Every year the retail pendulum swings to the favor of some segments and chains, driven by trends that privilege those specific business models, offerings, and approaches. And 2021 was no different.
In this lookback, we break down some of the biggest winners of 2021 and some of the performances that surprised us most.
While including the wider retail category as a winner verges on cheating in an exercise like this, it’s still a necessary addition. Heading into 2021, there was anything but certainty about the continued centrality of brick and mortar retail. The Retail Apocalypse narrative had been fueled by a 2020 defined by pandemic restrictions and questions about the capability of certain retail segments to recover in the face of digital alternatives and new behaviors that had been given nearly a year to lock in.
Yet, the last year has proven that physical stores are as central to the future of retail as they have ever been. The resiliency of consumer demand for in-store shopping was put on full display, as were some of the unique attributes that only a brick and mortar experience can provide. The critical role physical retail plays in the discovery process, the impact of stores on marketing and logistics, and a better and deeper understanding of the impact of locations in maximizing omnichannel retail were all put on display in 2021.
Even the rise of Omicron late in the year only limited what has been a stellar year for physical retail. Does physical retail need to continue changing and evolving? Yes. Has 2021 been a perfect example of how important it still is? Absolutely.
While much of the apparel sector took hits, the luxury space was uniquely positioned for success. Visits and basket sizes increased as intent driven shoppers were motivated by government stimulus checks and added savings without some of their normal channels – like international travel – to spend on.
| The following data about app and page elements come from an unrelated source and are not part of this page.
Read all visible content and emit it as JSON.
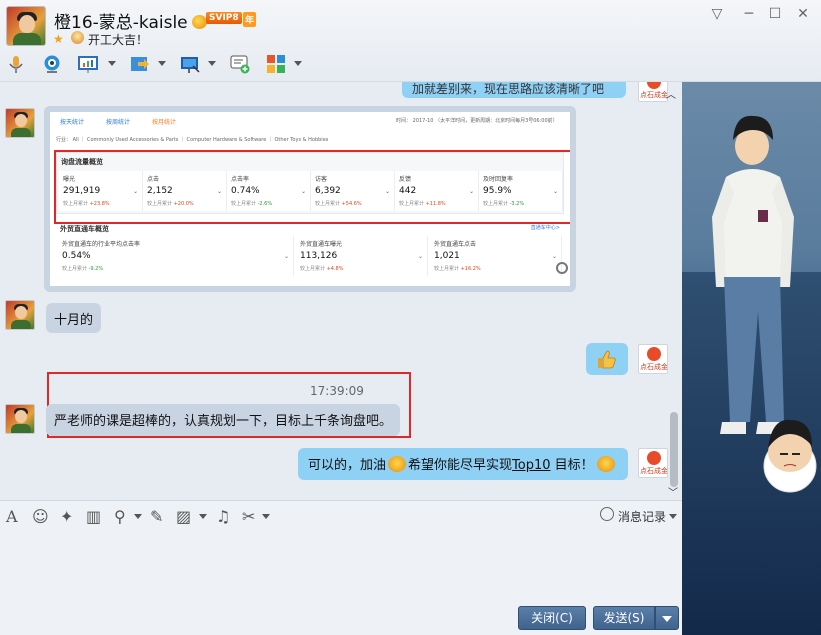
{
  "header": {
    "contact_name": "橙16-蒙总-kaisle",
    "svip_badge": "SVIP8",
    "year_badge": "年",
    "signature": "开工大吉！",
    "window_buttons": [
      "▽",
      "─",
      "☐",
      "✕"
    ]
  },
  "embedded": {
    "tabs": [
      "按天统计",
      "按周统计",
      "按月统计"
    ],
    "filter": "行业：  All  ｜  Commonly Used Accessories & Parts  ｜  Computer Hardware & Software  ｜  Other Toys & Hobbies",
    "time_note": "时间：  2017-10 （太平洋时间，更新周期：北京时间每月3号06:00前）",
    "section1_title": "询盘流量概览",
    "metrics": [
      {
        "label": "曝光",
        "value": "291,919",
        "change": "较上月累计 +23.8%"
      },
      {
        "label": "点击",
        "value": "2,152",
        "change": "较上月累计 +20.0%"
      },
      {
        "label": "点击率",
        "value": "0.74%",
        "change": "较上月累计 -2.6%"
      },
      {
        "label": "访客",
        "value": "6,392",
        "change": "较上月累计 +54.6%"
      },
      {
        "label": "反馈",
        "value": "442",
        "change": "较上月累计 +11.8%"
      },
      {
        "label": "及时回复率",
        "value": "95.9%",
        "change": "较上月累计 -3.2%"
      }
    ],
    "section2_title": "外贸直通车概览",
    "section2_link": "直通车中心>",
    "metrics2": [
      {
        "label": "外贸直通车的行业平均点击率",
        "value": "0.54%",
        "change": "较上月累计 -9.2%"
      },
      {
        "label": "外贸直通车曝光",
        "value": "113,126",
        "change": "较上月累计 +4.8%"
      },
      {
        "label": "外贸直通车点击",
        "value": "1,021",
        "change": "较上月累计 +16.2%"
      }
    ]
  },
  "messages": {
    "top_partial": "加就差别来，现在思路应该清晰了吧",
    "m1": "十月的",
    "time": "17:39:09",
    "m2": "严老师的课是超棒的，认真规划一下，目标上千条询盘吧。",
    "m3_pre": "可以的，加油",
    "m3_post": "希望你能尽早实现",
    "m3_link": "Top10",
    "m3_end": " 目标！",
    "logo_text": "点石成金"
  },
  "input_toolbar": {
    "history_label": "消息记录"
  },
  "buttons": {
    "close": "关闭(C)",
    "send": "发送(S)"
  },
  "colors": {
    "accent": "#3f638d",
    "bubble_right": "#8fd0f5",
    "bubble_left": "#c9d4e2",
    "highlight_box": "#e02828"
  }
}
The increase in visits in October and November also creates a real sense that the trend could continue deep into 2022, especially if some elements of the current environment continue.
It was only supposed to be a short term surge driven by the unique attributes of the pandemic, but the jump in grocery visits has proven to be more long term than initially expected. Driven by the success of traditional, one-stop-shop grocers, the wider supermarket sector saw consistent strength throughout the year. While the sector is unlikely to maintain the same level of growth into 2022, it is becoming increasingly clear that many brands saw their status jump a level in the last year and a half. An increased focus on at-home cooking, continued economic uncertainty, and the success many brands had in driving loyalty during the pandemic all appear to be coming together to drive long term strength for the space.
And impressively, there are some brands that are still being limited by pandemic behaviors. As ‘normalcy’ continues to return, grocery chains that are more oriented towards prepared foods or city visitors could help drive a secondary boom for the space, driving the growth into the new year.
As the pandemic’s retail effects were initially being felt, there was a fairly wide consensus that off-price retailers were going to feel the pain. Many concluded that a lack of digital offerings combined with the inability to visit a store was going to create a long term deficit.
Yet, in the end, as soon as visitors could go back to their favorite off-price chain – return they did. From February through November, Burlington averaged 12.5% monthly visit growth compared to 2019, while Ross and T.J. Maxx saw average increases of 5.0% and 5.8%, respectively. These are huge jumps that reflect the powerful brand relationships these chains have created and their ongoing – if not growing – value to core audiences. However, the biggest star of the Off Price landscape in 2021 was home furnishings player HomeGoods. The retailer saw a massive 21.2% average monthly visit increase compared to 2019, largely the result of sitting at the nexus of home improvement and value.
The success could hold into 2022 as the value orientation of these brands continues to drive growth. Even more, all this success is happening as the ideal off-price digital offering remains hard to define. Should leaders in the space find this mix in the coming year, the growth could be even more significant.
While the success of malls is now taken as a given, it was hardly something widely expected going into 2021. Yet, rebound malls did, driving such impressive visit rates that several months showed traffic growth compared to 2019. Critically, there is nothing magical about the return. The success is primarily related to decisions top tier mall owners have been investing in for years to optimize and diversify tenant mix, reduce the focus on apparel and enhance the wider experience a mall can provide.
The resulting takeaway is that this trend is anything but a flash in the pan and could drive a more significant boost for top tier malls for years to come.
Yes, Spiderman’s brilliance likely swung the numbers up. But it is hard to look past the impressive recovery for theatre visits. One of the hardest hit activities throughout the pandemic, the pull of the movie theatre has shown that it still resonates among audiences. While this space is clearly more impacted by pandemic waves than others, there is still a surprising potential that a renewed excitement for theatre experiences could be around the corner.
Whether it was blaming the rise of Peloton or the predicted demise of the fitness chain’s continued appeal, there was a real lack of optimism for the outlook for gyms in 2021. However, the sector recovered so strongly that visits already returned to consistent visit growth compared to 2019 by December. Though COVID could put a damper on this trend heading into a critical Q1, it is obvious that fitness chains have retained their draw even as excitement around connected health solutions has grown.
How will these perform in 2022?
Visit Placer.ai to find out.